U.S. Forest Service
Caring for the land and serving people

United States Department of Agriculture

Home > Search > Publication Information

  1. Share via EmailShare on FacebookShare on LinkedInShare on Twitter
    Dislike this pubLike this pub
    Author(s): David J. Nowak; Kevin L. Civerolo; S. Trivikrama Rao; Gopal Sistla; Christopher J. Luley; Daniel E. Crane
    Date: 2000
    Source: Atmospheric Environment. 34: 1601-1613.
    Publication Series: Scientific Journal (JRNL)
    Station: Northern Research Station
    PDF: View PDF  (6.37 MB)

    Description

    Modeling the effects of increased urban tree cover on ozone concentrations (July 13-15, 1995) from Washington, DC, to central Massachusetts reveals that urban trees generally reduce ozone concentrations in cities, but tend to increase average ozone concentrations in the overall modeling domain. During the daytime, average ozone reductions in urban areas (1 ppb) were greater than the average ozone increase (0.26 ppb) for the model domain. Interactions of the effects of trees on meteorology, dry deposition, volatile organic compound (VOC) emissions, and anthropogenic emissions demonstrate that trees can cause changes in dry deposition and meteorology, particularly air temperatures, wind fields, and boundary layer heights, which, in turn, affect ozone concentrations. Changes in urban tree species composition had no detectable effect on ozone concentrations. Increasing urban tree cover from 20 to 40% led to an average decrease in hourly ozone concentrations in urban areas during daylight hours of 1 ppb (2.4%) with a peak decrease of 2.4 ppb (4.1%). However, nighttime (20:OO-1:00 EST) ozone concentrations increased due to reduced wind speeds and loss of NOx, scavenging of ozone from increased deposition of NOx,. Overall, 8-hour average ozone concentration in urban areas dropped by 0.5 ppb (1%) throughout thc day.

    Publication Notes

    • Check the Northern Research Station web site to request a printed copy of this publication.
    • Our on-line publications are scanned and captured using Adobe Acrobat.
    • During the capture process some typographical errors may occur.
    • Please contact Sharon Hobrla, shobrla@fs.fed.us if you notice any errors which make this publication unusable.
    • We recommend that you also print this page and attach it to the printout of the article, to retain the full citation information.
    • This article was written and prepared by U.S. Government employees on official time, and is therefore in the public domain.

    Citation
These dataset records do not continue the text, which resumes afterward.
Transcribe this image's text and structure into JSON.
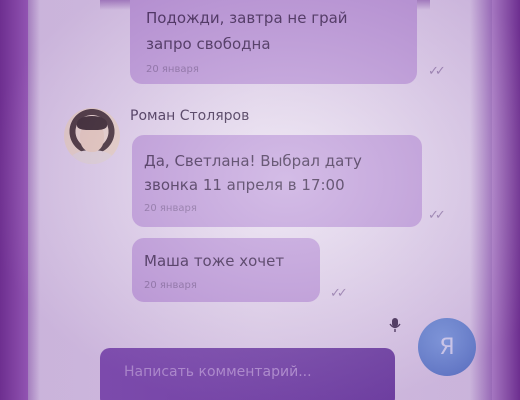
{
  "messages": [
    {
      "text_line1": "Подожди, завтра не грай",
      "text_line2": "запро свободна",
      "time": "20 января"
    },
    {
      "author": "Роман Столяров",
      "text_line1": "Да, Светлана! Выбрал дату",
      "text_line2": "звонка 11 апреля в 17:00",
      "time": "20 января"
    },
    {
      "text_line1": "Маша тоже хочет",
      "time": "20 января"
    }
  ],
  "composer": {
    "placeholder": "Написать комментарий..."
  },
  "send_button": {
    "avatar_letter": "Я"
  },
  "colors": {
    "bubble": "#c5a6de",
    "accent": "#5a86cc"
  }
}
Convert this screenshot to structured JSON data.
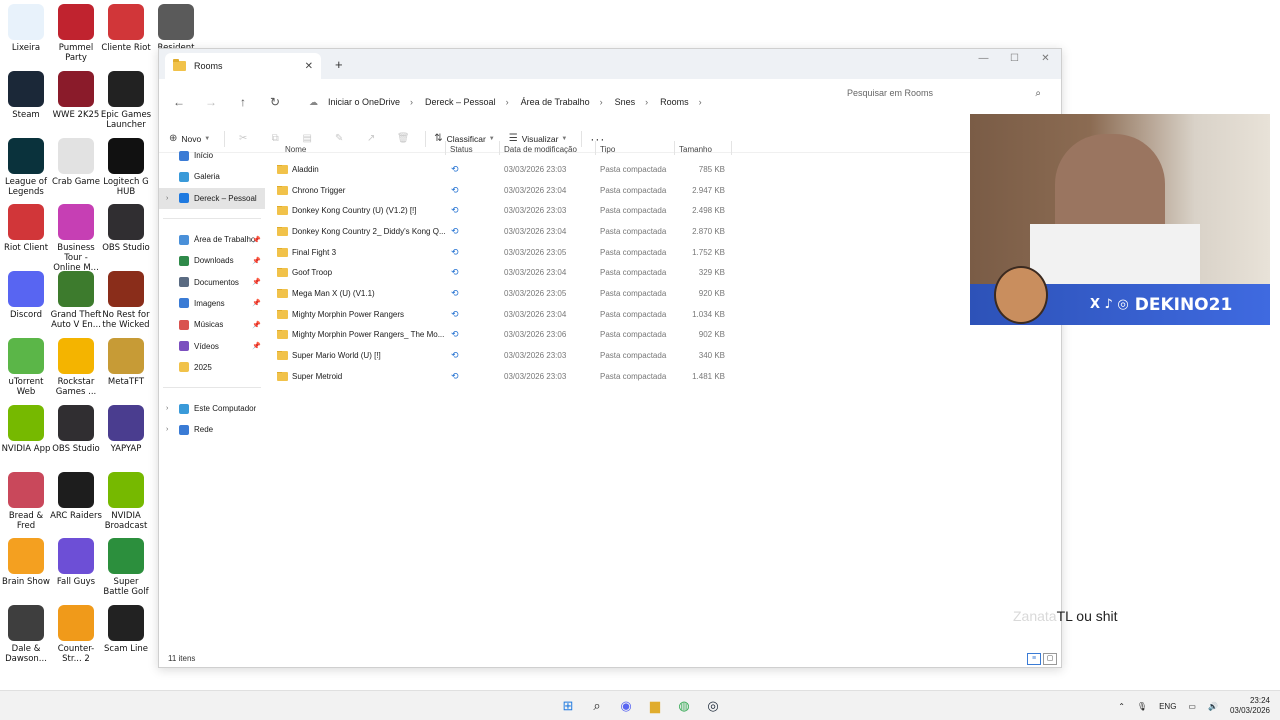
{
  "desktop": {
    "icons": [
      {
        "label": "Lixeira",
        "color": "#e8f2fb"
      },
      {
        "label": "Pummel Party",
        "color": "#c0232f"
      },
      {
        "label": "Cliente Riot",
        "color": "#d13639"
      },
      {
        "label": "Resident Evil",
        "color": "#5a5a5a"
      },
      {
        "label": "Steam",
        "color": "#1b2838"
      },
      {
        "label": "WWE 2K25",
        "color": "#8a1b2a"
      },
      {
        "label": "Epic Games Launcher",
        "color": "#222222"
      },
      {
        "label": "League of Legends",
        "color": "#0a323c"
      },
      {
        "label": "Crab Game",
        "color": "#e2e2e2"
      },
      {
        "label": "Logitech G HUB",
        "color": "#111111"
      },
      {
        "label": "Riot Client",
        "color": "#d13639"
      },
      {
        "label": "Business Tour - Online M...",
        "color": "#c63fb4"
      },
      {
        "label": "OBS Studio",
        "color": "#302e31"
      },
      {
        "label": "Discord",
        "color": "#5865f2"
      },
      {
        "label": "Grand Theft Auto V En...",
        "color": "#3d7b2d"
      },
      {
        "label": "No Rest for the Wicked",
        "color": "#8a2d1a"
      },
      {
        "label": "uTorrent Web",
        "color": "#5bb648"
      },
      {
        "label": "Rockstar Games ...",
        "color": "#f4b400"
      },
      {
        "label": "MetaTFT",
        "color": "#c79b36"
      },
      {
        "label": "NVIDIA App",
        "color": "#76b900"
      },
      {
        "label": "OBS Studio",
        "color": "#302e31"
      },
      {
        "label": "YAPYAP",
        "color": "#4a3d8f"
      },
      {
        "label": "Bread & Fred",
        "color": "#c9485b"
      },
      {
        "label": "ARC Raiders",
        "color": "#1d1d1d"
      },
      {
        "label": "NVIDIA Broadcast",
        "color": "#76b900"
      },
      {
        "label": "Brain Show",
        "color": "#f4a020"
      },
      {
        "label": "Fall Guys",
        "color": "#6d4fd6"
      },
      {
        "label": "Super Battle Golf",
        "color": "#2c8f3d"
      },
      {
        "label": "Dale & Dawson...",
        "color": "#3e3e3e"
      },
      {
        "label": "Counter-Str... 2",
        "color": "#f09a1a"
      },
      {
        "label": "Scam Line",
        "color": "#222222"
      }
    ]
  },
  "window": {
    "tab_title": "Rooms",
    "new_tab": "+",
    "breadcrumb": [
      "Iniciar o OneDrive",
      "Dereck – Pessoal",
      "Área de Trabalho",
      "Snes",
      "Rooms"
    ],
    "search_placeholder": "Pesquisar em Rooms",
    "toolbar": {
      "new_label": "Novo",
      "sort_label": "Classificar",
      "view_label": "Visualizar",
      "more_label": "···"
    },
    "sidebar": {
      "top": [
        {
          "label": "Início",
          "color": "#3a7bd5"
        },
        {
          "label": "Galeria",
          "color": "#3a9ad9"
        },
        {
          "label": "Dereck – Pessoal",
          "color": "#1f7ae0"
        }
      ],
      "pinned": [
        {
          "label": "Área de Trabalho",
          "color": "#4a90d9"
        },
        {
          "label": "Downloads",
          "color": "#2f8a4a"
        },
        {
          "label": "Documentos",
          "color": "#5a6b82"
        },
        {
          "label": "Imagens",
          "color": "#3a7bd5"
        },
        {
          "label": "Músicas",
          "color": "#d9534f"
        },
        {
          "label": "Vídeos",
          "color": "#7b4fbf"
        },
        {
          "label": "2025",
          "color": "#f1c24a"
        }
      ],
      "bottom": [
        {
          "label": "Este Computador",
          "color": "#3a9ad9"
        },
        {
          "label": "Rede",
          "color": "#3a7bd5"
        }
      ]
    },
    "columns": {
      "name": "Nome",
      "status": "Status",
      "date": "Data de modificação",
      "type": "Tipo",
      "size": "Tamanho"
    },
    "files": [
      {
        "name": "Aladdin",
        "date": "03/03/2026 23:03",
        "type": "Pasta compactada",
        "size": "785 KB"
      },
      {
        "name": "Chrono Trigger",
        "date": "03/03/2026 23:04",
        "type": "Pasta compactada",
        "size": "2.947 KB"
      },
      {
        "name": "Donkey Kong Country (U) (V1.2) [!]",
        "date": "03/03/2026 23:03",
        "type": "Pasta compactada",
        "size": "2.498 KB"
      },
      {
        "name": "Donkey Kong Country 2_ Diddy's Kong Q...",
        "date": "03/03/2026 23:04",
        "type": "Pasta compactada",
        "size": "2.870 KB"
      },
      {
        "name": "Final Fight 3",
        "date": "03/03/2026 23:05",
        "type": "Pasta compactada",
        "size": "1.752 KB"
      },
      {
        "name": "Goof Troop",
        "date": "03/03/2026 23:04",
        "type": "Pasta compactada",
        "size": "329 KB"
      },
      {
        "name": "Mega Man X (U) (V1.1)",
        "date": "03/03/2026 23:05",
        "type": "Pasta compactada",
        "size": "920 KB"
      },
      {
        "name": "Mighty Morphin Power Rangers",
        "date": "03/03/2026 23:04",
        "type": "Pasta compactada",
        "size": "1.034 KB"
      },
      {
        "name": "Mighty Morphin Power Rangers_ The Mo...",
        "date": "03/03/2026 23:06",
        "type": "Pasta compactada",
        "size": "902 KB"
      },
      {
        "name": "Super Mario World (U) [!]",
        "date": "03/03/2026 23:03",
        "type": "Pasta compactada",
        "size": "340 KB"
      },
      {
        "name": "Super Metroid",
        "date": "03/03/2026 23:03",
        "type": "Pasta compactada",
        "size": "1.481 KB"
      }
    ],
    "status_text": "11 itens"
  },
  "webcam": {
    "banner_text": "DEKINO21",
    "social_icons": "X ♪ ◎"
  },
  "overlay": {
    "part_a": "Zanata",
    "part_b": "TL ou shit"
  },
  "taskbar": {
    "language": "ENG",
    "time": "23:24",
    "date": "03/03/2026"
  }
}
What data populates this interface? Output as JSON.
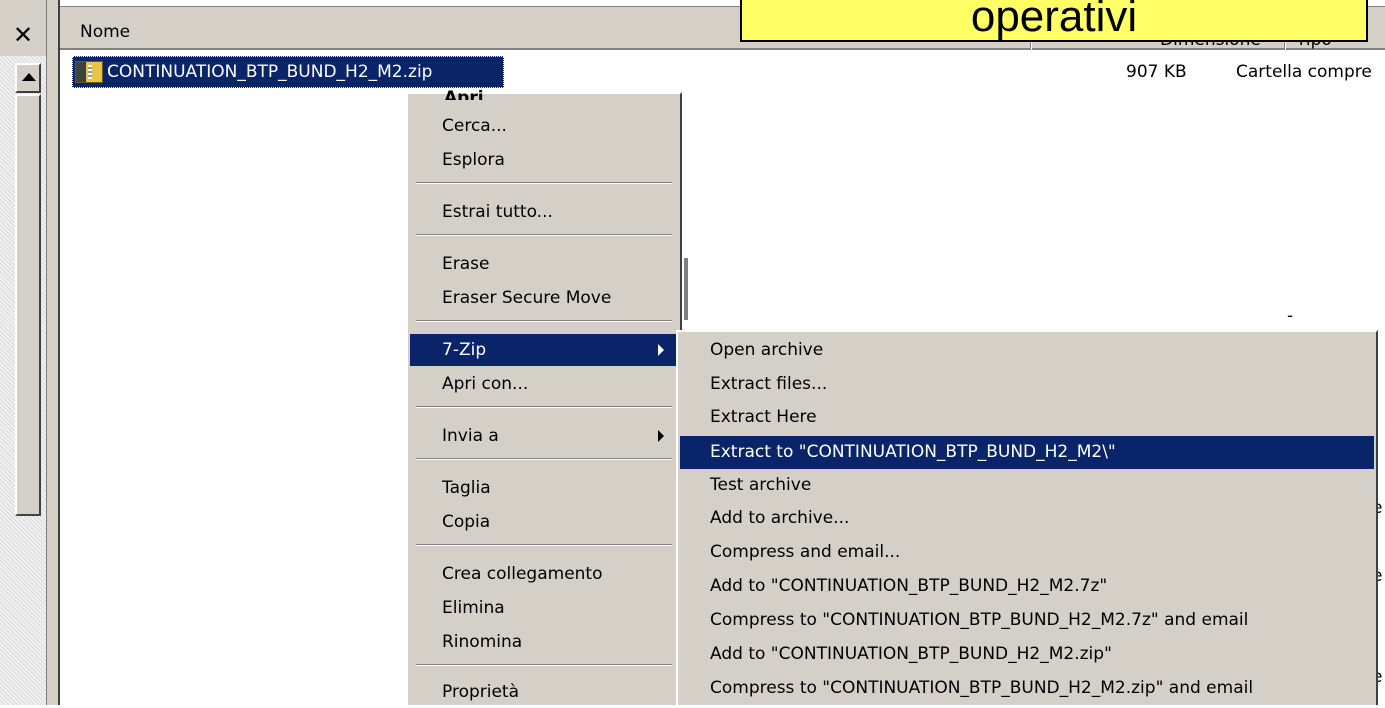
{
  "banner": {
    "text": "operativi"
  },
  "header": {
    "close_symbol": "✕",
    "col_name": "Nome",
    "col_size": "Dimensione",
    "col_type": "Tipo"
  },
  "file": {
    "name": "CONTINUATION_BTP_BUND_H2_M2.zip",
    "size": "907 KB",
    "type": "Cartella compre",
    "icon": "zip-folder-icon"
  },
  "edge": {
    "dash": "-",
    "e_char": "e"
  },
  "context_menu": {
    "top_cut": "Apri",
    "items": [
      {
        "label": "Cerca..."
      },
      {
        "label": "Esplora"
      },
      {
        "label": "Estrai tutto..."
      },
      {
        "label": "Erase"
      },
      {
        "label": "Eraser Secure Move"
      },
      {
        "label": "7-Zip"
      },
      {
        "label": "Apri con..."
      },
      {
        "label": "Invia a"
      },
      {
        "label": "Taglia"
      },
      {
        "label": "Copia"
      },
      {
        "label": "Crea collegamento"
      },
      {
        "label": "Elimina"
      },
      {
        "label": "Rinomina"
      },
      {
        "label": "Proprietà"
      }
    ]
  },
  "submenu": {
    "items": [
      {
        "label": "Open archive"
      },
      {
        "label": "Extract files..."
      },
      {
        "label": "Extract Here"
      },
      {
        "label": "Extract to \"CONTINUATION_BTP_BUND_H2_M2\\\""
      },
      {
        "label": "Test archive"
      },
      {
        "label": "Add to archive..."
      },
      {
        "label": "Compress and email..."
      },
      {
        "label": "Add to \"CONTINUATION_BTP_BUND_H2_M2.7z\""
      },
      {
        "label": "Compress to \"CONTINUATION_BTP_BUND_H2_M2.7z\" and email"
      },
      {
        "label": "Add to \"CONTINUATION_BTP_BUND_H2_M2.zip\""
      },
      {
        "label": "Compress to \"CONTINUATION_BTP_BUND_H2_M2.zip\" and email"
      }
    ]
  },
  "colors": {
    "selection": "#0a246a",
    "menu_bg": "#d4d0c8",
    "banner_bg": "#ffff66"
  }
}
    Nowak, David J.; Civerolo, Kevin L.; Rao, S. Trivikrama; Sistla, Gopal; Luley, Christopher J.; Crane, Daniel E. 2000. A modeling study of the impact of urban trees on ozone. Atmospheric Environment. 34: 1601-1613.

    Keywords

    urban forestry, air quality modeling, photochemistry, urban meteorology, biogenic hydrocarbons, dry deposition

    Related Search


    XML: View XML
Show More
Show Fewer
Jump to Top of Page